#### INSTRUCTIONS FOR THE TASK
For the listing below, show each line that includes the string "title".

#### MATERIAL TO PROCESS
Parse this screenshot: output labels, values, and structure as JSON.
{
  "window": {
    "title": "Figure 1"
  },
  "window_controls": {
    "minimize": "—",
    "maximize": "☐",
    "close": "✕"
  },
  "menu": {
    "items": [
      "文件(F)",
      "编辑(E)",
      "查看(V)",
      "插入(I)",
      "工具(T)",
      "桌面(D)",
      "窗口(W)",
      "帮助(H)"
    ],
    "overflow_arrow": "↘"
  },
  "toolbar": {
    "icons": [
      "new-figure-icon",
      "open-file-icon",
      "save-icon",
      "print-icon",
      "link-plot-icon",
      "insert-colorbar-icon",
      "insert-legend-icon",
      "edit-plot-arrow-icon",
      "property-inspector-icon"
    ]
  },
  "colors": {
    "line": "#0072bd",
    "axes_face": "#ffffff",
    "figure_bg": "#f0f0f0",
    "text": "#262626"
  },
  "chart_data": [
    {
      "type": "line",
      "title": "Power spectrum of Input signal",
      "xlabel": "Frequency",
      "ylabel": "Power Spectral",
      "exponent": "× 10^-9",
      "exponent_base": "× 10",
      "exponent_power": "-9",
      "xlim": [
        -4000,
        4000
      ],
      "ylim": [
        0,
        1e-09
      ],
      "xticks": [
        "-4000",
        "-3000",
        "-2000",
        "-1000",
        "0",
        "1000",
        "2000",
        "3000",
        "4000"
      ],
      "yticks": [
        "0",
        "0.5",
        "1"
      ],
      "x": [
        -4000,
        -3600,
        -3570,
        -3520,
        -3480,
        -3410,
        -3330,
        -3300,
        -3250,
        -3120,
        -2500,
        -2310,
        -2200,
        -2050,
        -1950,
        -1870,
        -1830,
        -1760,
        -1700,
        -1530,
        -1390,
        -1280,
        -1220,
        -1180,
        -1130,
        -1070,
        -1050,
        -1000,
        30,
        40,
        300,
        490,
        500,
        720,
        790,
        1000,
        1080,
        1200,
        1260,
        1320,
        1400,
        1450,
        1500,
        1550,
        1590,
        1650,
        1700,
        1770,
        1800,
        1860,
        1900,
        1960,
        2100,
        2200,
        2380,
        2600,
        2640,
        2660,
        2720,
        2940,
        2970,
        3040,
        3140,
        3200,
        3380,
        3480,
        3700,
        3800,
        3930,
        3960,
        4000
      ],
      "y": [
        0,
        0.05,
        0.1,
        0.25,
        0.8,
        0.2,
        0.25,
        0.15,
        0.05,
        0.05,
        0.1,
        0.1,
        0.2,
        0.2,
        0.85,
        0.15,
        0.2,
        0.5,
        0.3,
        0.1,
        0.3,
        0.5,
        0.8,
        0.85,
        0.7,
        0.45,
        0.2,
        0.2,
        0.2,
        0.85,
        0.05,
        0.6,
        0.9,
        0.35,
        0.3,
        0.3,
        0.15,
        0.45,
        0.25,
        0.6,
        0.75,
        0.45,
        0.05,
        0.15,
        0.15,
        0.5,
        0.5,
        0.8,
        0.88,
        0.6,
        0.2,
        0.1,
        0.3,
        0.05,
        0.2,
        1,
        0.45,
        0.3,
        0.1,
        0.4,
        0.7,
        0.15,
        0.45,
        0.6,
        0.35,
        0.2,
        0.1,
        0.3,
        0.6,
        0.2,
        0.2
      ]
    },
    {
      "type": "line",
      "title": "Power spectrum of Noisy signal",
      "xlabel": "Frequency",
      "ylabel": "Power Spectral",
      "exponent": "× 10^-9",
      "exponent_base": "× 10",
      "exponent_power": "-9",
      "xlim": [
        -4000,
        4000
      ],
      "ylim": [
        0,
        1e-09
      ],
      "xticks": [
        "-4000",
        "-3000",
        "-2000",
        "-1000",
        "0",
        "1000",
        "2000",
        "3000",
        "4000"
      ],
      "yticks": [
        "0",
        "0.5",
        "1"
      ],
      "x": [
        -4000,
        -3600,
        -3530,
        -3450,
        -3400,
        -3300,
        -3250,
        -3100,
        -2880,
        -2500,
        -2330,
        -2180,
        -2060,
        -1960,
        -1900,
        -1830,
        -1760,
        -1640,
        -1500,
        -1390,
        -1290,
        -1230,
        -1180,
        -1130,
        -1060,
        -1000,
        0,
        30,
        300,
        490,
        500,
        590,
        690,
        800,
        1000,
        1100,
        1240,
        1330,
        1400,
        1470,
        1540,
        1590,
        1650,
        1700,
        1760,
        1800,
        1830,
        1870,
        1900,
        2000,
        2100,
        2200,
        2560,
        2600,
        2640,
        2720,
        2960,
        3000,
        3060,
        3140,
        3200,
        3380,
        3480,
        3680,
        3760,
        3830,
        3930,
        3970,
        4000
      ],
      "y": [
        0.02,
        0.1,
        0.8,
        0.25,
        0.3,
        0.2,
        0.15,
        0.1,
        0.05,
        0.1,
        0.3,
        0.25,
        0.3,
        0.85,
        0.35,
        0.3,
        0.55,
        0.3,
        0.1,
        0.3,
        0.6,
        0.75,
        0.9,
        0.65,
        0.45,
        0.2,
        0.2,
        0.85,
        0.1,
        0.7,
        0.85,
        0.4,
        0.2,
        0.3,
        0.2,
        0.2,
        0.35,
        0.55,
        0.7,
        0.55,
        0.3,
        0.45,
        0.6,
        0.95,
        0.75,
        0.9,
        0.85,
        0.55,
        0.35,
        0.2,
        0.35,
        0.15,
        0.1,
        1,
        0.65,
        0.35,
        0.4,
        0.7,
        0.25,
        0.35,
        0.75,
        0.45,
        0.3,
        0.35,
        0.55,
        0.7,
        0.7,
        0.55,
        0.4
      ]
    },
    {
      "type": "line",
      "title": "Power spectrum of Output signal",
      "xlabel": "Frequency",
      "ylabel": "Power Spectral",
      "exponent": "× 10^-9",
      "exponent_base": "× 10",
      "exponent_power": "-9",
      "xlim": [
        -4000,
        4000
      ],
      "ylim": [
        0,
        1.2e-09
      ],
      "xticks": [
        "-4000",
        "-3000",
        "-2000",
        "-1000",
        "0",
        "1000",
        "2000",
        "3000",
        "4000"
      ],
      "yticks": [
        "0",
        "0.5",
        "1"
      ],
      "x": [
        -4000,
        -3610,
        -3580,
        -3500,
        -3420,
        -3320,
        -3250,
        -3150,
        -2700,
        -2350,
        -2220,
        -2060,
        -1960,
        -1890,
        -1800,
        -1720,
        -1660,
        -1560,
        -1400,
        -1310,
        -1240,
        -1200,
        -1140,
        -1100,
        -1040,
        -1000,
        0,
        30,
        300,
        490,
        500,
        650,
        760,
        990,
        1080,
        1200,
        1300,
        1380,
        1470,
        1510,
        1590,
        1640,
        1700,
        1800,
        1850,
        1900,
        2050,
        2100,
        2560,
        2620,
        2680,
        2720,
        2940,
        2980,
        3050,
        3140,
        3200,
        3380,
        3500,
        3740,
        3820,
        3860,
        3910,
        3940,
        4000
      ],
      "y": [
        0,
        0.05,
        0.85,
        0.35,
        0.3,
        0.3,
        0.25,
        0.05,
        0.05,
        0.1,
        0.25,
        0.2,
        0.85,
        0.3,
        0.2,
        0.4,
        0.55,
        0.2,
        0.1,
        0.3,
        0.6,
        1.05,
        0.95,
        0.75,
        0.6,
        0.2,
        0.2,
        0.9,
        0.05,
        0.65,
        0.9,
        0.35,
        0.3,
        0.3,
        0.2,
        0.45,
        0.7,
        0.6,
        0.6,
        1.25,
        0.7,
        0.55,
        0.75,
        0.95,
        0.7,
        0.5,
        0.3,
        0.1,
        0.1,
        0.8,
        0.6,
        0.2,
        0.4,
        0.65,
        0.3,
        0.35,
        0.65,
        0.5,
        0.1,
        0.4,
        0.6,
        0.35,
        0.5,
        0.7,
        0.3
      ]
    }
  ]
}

#### REPLY
    "title": "Figure 1"
      "title": "Power spectrum of Input signal",
      "title": "Power spectrum of Noisy signal",
      "title": "Power spectrum of Output signal",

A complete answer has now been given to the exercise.